"Because ovarian cancer is a disease of relatively low prevalence, it's essential that tests for it be extremely accurate. We believe we may have developed such a test," John McDonald, chief research scientist at the Ovarian Cancer Institute (Atlanta) and professor of biology at Georgia Tech, says in a statement.
The Georgia team's approach relies on a drop of blood, the molecules of which are vaporized and electrified before being subjected to a high-tech analysis called mass spectrometry, as HealthDay notes. The assay did extremely well in initial tests involving 94 subjects, according to the school's statement. In addition to being able to generate results using only a drop of blood serum, the test proved to be 100 percent accurate in distinguishing sera from women with ovarian cancer from normal controls. Furthermore, there were no false positive or false negative results.
McDonald acknowledges that there are few patient samples and more study is needed. In addition, most of the samples came from patients in the later stages of the disease. "Clinically, a technique that distinguishes late-stage cancer from controls is not that useful," notes Emanuel Petricoin, co-director of the Center for Applied Proteomics and Molecular Medicine at George Mason University, who was not involved in the study. Petricoin adds that a more immediate application may be in tests for women with an elevated risk of developing ovarian cancer or for cancer recurrence in women who have already undergone treatment, according to Scientific American.
But McDonald's team remains hopeful and wants to determine whether this technique distinguishes between ovarian and other types of malignancies. "We're running pancreatic and lung cancer samples now," he says, according to Scientific American.

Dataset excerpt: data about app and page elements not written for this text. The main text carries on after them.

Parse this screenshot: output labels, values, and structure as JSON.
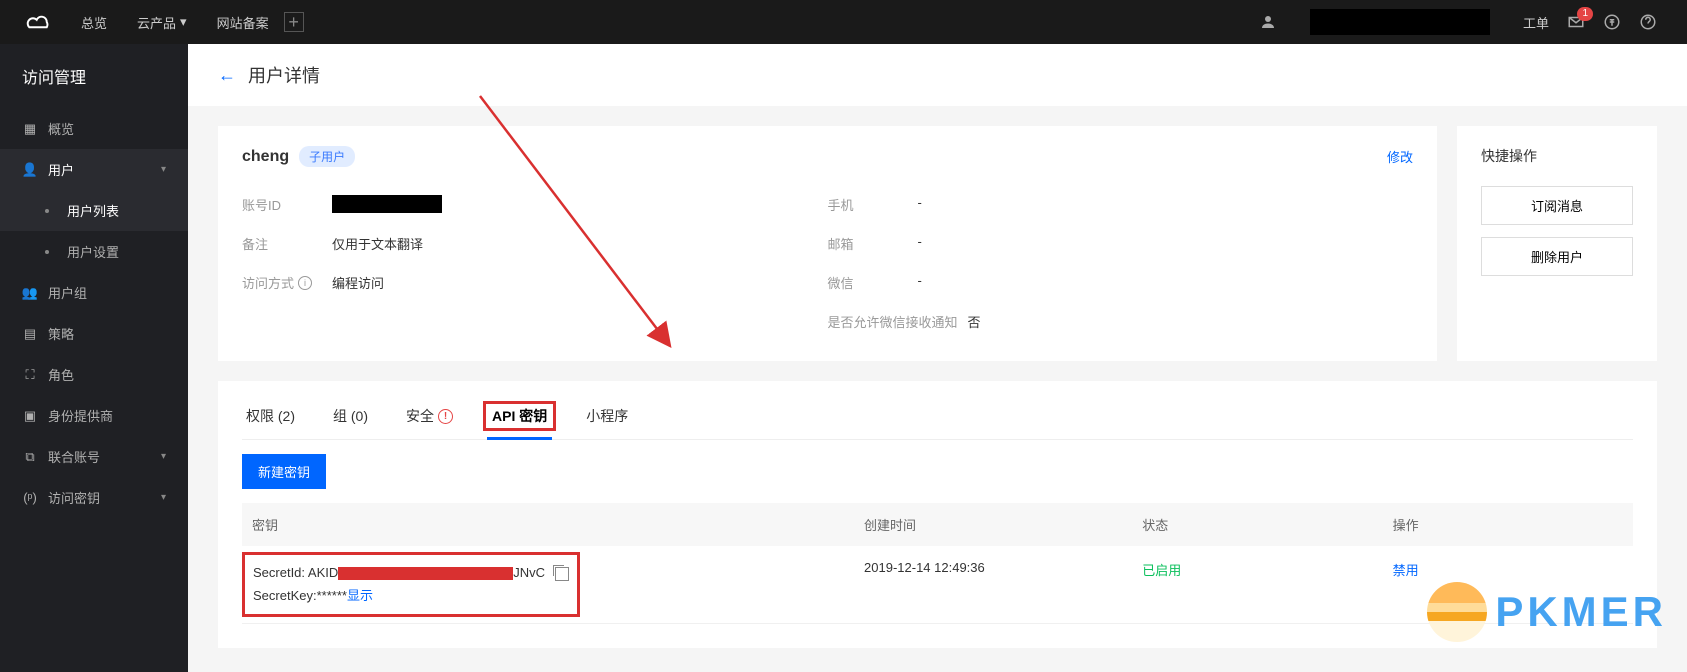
{
  "topbar": {
    "items": [
      "总览",
      "云产品",
      "网站备案"
    ],
    "right": {
      "ticket": "工单",
      "mail_badge": "1"
    }
  },
  "sidebar": {
    "title": "访问管理",
    "items": [
      {
        "label": "概览"
      },
      {
        "label": "用户",
        "expanded": true,
        "children": [
          {
            "label": "用户列表",
            "active": true
          },
          {
            "label": "用户设置"
          }
        ]
      },
      {
        "label": "用户组"
      },
      {
        "label": "策略"
      },
      {
        "label": "角色"
      },
      {
        "label": "身份提供商"
      },
      {
        "label": "联合账号",
        "chevron": true
      },
      {
        "label": "访问密钥",
        "chevron": true
      }
    ]
  },
  "page": {
    "title": "用户详情"
  },
  "user": {
    "name": "cheng",
    "tag": "子用户",
    "modify": "修改",
    "left": [
      {
        "label": "账号ID",
        "value": "",
        "redacted": true
      },
      {
        "label": "备注",
        "value": "仅用于文本翻译"
      },
      {
        "label": "访问方式",
        "value": "编程访问",
        "info": true
      }
    ],
    "right": [
      {
        "label": "手机",
        "value": "-"
      },
      {
        "label": "邮箱",
        "value": "-"
      },
      {
        "label": "微信",
        "value": "-"
      },
      {
        "label": "是否允许微信接收通知",
        "value": "否"
      }
    ]
  },
  "quick": {
    "title": "快捷操作",
    "buttons": [
      "订阅消息",
      "删除用户"
    ]
  },
  "tabs": {
    "items": [
      {
        "label": "权限 (2)"
      },
      {
        "label": "组 (0)"
      },
      {
        "label": "安全",
        "warn": true
      },
      {
        "label": "API 密钥",
        "active": true,
        "highlight": true
      },
      {
        "label": "小程序"
      }
    ],
    "create_btn": "新建密钥",
    "headers": {
      "key": "密钥",
      "created": "创建时间",
      "status": "状态",
      "action": "操作"
    },
    "row": {
      "secret_id_label": "SecretId: ",
      "secret_id_prefix": "AKID",
      "secret_id_suffix": "JNvC",
      "secret_key_label": "SecretKey:",
      "secret_key_mask": "******",
      "show": "显示",
      "created": "2019-12-14 12:49:36",
      "status": "已启用",
      "action": "禁用"
    }
  },
  "watermark": "PKMER"
}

Results of the study can be found online in the journal Cancer Epidemiology, Biomarkers & Prevention Research.